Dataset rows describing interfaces
═══

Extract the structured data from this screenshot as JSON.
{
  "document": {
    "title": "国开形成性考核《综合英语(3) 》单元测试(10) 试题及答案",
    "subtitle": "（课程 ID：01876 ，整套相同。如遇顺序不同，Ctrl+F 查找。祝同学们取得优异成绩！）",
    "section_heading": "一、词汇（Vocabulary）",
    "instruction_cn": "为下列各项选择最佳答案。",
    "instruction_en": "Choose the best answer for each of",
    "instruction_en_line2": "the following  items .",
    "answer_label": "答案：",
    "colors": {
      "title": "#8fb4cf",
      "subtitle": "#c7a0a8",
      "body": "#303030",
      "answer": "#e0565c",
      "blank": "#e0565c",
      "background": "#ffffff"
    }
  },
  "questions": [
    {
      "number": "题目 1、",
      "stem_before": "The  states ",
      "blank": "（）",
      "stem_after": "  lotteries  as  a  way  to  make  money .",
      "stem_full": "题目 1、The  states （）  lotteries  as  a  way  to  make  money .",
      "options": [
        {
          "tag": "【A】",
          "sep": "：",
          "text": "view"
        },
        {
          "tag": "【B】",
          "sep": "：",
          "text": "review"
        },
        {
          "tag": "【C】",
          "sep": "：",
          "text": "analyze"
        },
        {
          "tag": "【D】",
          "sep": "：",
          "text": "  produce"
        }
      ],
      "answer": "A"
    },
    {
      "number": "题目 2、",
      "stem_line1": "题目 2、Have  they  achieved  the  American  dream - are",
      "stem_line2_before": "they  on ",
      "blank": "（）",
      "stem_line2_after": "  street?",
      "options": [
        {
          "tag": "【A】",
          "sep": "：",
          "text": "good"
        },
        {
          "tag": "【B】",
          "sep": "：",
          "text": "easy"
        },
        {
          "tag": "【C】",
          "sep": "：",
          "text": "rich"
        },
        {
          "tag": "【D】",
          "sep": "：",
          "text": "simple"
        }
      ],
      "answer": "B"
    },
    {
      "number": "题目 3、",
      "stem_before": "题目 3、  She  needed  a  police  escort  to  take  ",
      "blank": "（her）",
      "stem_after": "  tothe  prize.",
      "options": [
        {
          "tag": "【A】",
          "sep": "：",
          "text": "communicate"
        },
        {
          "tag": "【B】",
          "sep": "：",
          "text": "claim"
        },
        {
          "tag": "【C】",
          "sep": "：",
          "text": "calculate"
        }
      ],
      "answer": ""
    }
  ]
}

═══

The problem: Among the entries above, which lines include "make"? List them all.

Result below:
      "stem_after": "  lotteries  as  a  way  to  make  money .",
      "stem_full": "题目 1、The  states （）  lotteries  as  a  way  to  make  money .",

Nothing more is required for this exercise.